* _PROBLEM DESCRIPTION_
Look through the entries below, please, and copy every line with the word "JSON".
----
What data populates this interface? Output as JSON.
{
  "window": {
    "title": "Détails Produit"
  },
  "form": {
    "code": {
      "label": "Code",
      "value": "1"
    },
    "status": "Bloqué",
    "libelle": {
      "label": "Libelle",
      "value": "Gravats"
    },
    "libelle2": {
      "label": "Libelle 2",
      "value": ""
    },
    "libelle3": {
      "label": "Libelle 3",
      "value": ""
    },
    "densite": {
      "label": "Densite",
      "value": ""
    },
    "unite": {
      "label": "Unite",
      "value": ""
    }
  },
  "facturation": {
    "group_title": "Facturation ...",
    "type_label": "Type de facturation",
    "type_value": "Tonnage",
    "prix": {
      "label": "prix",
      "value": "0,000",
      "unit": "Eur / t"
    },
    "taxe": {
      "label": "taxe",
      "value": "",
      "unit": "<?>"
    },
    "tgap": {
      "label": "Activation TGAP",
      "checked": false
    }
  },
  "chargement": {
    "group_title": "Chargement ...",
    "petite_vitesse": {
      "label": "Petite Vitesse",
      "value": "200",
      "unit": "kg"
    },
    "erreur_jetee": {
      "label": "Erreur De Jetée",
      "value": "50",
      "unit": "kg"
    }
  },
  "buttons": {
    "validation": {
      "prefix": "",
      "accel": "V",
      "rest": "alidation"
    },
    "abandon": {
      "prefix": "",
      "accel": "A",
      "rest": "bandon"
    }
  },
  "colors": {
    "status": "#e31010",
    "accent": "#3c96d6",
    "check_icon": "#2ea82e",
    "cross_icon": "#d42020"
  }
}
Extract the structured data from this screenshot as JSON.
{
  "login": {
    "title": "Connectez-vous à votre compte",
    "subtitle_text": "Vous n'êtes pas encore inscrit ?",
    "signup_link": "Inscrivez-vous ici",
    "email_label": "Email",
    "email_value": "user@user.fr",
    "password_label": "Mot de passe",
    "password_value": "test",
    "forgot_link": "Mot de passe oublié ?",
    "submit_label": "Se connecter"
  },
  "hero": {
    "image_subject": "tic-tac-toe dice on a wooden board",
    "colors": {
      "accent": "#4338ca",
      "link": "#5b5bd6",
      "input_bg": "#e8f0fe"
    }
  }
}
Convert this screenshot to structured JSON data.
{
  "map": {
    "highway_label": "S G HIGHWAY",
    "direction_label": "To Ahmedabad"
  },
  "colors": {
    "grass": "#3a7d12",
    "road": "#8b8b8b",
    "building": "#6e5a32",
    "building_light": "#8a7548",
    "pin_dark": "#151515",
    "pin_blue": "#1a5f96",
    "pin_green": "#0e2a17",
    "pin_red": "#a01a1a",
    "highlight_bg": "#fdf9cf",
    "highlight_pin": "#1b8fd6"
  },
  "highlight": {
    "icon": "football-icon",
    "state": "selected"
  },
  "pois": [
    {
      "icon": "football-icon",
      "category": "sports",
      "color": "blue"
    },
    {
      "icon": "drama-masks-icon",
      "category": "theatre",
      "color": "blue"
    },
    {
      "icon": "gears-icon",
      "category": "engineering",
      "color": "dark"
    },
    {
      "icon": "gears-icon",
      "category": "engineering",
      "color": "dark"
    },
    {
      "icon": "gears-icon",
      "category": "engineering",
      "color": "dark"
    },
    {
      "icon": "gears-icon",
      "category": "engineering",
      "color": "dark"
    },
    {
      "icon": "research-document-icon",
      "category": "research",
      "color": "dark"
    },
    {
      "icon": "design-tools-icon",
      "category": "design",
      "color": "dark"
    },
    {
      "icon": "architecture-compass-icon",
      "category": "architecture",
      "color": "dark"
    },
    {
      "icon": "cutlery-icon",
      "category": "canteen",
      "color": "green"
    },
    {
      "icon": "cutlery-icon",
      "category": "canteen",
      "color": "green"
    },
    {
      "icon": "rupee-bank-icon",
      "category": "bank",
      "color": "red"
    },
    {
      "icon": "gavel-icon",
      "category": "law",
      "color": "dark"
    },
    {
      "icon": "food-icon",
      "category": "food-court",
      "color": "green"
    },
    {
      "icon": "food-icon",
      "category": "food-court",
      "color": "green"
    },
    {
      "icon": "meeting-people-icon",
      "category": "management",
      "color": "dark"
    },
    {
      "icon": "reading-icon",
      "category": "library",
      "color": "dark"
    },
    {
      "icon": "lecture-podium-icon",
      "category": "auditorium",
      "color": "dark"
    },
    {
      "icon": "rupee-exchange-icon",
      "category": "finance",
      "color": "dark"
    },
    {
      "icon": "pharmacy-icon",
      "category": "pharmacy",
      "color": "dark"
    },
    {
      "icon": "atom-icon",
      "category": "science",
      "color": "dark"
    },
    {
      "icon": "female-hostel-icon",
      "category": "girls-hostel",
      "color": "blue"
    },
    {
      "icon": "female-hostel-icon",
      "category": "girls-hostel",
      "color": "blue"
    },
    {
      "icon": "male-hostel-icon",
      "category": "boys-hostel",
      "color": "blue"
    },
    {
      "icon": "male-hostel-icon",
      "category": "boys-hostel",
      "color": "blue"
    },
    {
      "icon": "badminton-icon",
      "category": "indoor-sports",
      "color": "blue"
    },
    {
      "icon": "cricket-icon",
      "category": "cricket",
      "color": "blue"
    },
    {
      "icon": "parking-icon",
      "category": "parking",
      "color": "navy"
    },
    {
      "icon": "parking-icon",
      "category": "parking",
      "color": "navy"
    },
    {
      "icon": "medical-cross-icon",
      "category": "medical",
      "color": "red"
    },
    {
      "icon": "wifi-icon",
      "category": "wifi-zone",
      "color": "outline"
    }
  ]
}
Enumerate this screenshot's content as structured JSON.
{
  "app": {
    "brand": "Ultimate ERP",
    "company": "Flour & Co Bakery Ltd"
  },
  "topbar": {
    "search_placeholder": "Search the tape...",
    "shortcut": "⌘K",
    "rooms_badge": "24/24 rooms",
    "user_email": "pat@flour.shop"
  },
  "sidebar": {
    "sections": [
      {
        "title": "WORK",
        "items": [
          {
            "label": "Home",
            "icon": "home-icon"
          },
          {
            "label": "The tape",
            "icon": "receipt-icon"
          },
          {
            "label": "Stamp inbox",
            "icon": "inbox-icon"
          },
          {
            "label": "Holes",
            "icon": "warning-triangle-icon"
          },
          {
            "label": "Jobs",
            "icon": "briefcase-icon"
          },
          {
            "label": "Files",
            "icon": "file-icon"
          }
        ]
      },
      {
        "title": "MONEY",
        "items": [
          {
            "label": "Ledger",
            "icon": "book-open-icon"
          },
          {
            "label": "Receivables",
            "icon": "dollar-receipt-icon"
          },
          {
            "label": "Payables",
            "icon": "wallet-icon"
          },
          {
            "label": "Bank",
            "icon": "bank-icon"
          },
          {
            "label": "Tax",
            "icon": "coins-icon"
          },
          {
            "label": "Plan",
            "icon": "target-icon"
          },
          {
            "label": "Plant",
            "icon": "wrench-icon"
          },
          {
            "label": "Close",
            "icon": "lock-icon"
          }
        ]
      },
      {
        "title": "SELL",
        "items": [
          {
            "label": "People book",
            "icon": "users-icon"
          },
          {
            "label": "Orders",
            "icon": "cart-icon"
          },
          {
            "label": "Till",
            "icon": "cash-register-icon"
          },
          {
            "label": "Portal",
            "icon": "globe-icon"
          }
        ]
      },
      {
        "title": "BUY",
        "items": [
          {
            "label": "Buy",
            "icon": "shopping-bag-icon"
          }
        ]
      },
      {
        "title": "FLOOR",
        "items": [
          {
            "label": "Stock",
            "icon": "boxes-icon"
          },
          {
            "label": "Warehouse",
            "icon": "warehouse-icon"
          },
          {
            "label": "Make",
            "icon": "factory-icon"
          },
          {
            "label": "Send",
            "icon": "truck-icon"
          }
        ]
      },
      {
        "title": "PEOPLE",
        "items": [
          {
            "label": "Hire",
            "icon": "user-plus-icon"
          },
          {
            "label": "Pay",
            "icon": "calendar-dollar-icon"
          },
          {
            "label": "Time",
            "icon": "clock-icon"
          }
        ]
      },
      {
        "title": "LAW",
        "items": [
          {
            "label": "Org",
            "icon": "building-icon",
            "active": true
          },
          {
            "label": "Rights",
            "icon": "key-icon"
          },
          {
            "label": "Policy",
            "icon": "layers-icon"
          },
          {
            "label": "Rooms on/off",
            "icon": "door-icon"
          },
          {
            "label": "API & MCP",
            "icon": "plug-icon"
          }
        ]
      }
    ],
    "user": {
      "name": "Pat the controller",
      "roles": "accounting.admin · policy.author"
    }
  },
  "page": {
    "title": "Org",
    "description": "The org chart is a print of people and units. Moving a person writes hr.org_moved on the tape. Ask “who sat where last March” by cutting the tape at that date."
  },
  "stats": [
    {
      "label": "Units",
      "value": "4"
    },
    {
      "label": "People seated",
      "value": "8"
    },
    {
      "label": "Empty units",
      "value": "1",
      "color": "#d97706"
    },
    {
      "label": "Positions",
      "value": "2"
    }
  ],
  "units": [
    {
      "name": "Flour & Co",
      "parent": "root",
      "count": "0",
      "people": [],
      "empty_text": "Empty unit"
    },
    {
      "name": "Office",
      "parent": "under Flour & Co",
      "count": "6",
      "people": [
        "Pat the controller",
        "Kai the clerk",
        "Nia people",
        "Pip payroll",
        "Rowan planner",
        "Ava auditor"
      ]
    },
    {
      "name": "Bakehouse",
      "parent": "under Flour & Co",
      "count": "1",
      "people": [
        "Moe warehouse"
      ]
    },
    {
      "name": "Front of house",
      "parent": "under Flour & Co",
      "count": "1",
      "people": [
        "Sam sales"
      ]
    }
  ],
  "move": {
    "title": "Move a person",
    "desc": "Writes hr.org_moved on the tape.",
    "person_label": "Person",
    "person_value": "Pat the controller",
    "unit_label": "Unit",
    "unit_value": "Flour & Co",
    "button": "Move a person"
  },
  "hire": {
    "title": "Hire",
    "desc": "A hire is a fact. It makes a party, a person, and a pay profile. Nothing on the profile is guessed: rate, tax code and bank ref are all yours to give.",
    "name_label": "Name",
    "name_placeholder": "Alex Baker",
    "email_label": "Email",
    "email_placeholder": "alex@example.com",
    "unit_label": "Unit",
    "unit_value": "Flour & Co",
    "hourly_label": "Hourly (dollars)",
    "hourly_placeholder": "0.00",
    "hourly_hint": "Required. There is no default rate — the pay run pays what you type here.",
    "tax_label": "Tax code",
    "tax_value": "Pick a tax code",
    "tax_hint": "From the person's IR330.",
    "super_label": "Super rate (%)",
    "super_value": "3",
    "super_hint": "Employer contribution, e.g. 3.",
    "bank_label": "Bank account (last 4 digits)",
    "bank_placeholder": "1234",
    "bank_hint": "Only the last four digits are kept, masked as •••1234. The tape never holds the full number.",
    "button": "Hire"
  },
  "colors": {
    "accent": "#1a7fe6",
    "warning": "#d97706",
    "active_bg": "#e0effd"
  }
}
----
* _EXERCISE RESPONSE_
What data populates this interface? Output as JSON.
Extract the structured data from this screenshot as JSON.
Convert this screenshot to structured JSON data.
Enumerate this screenshot's content as structured JSON.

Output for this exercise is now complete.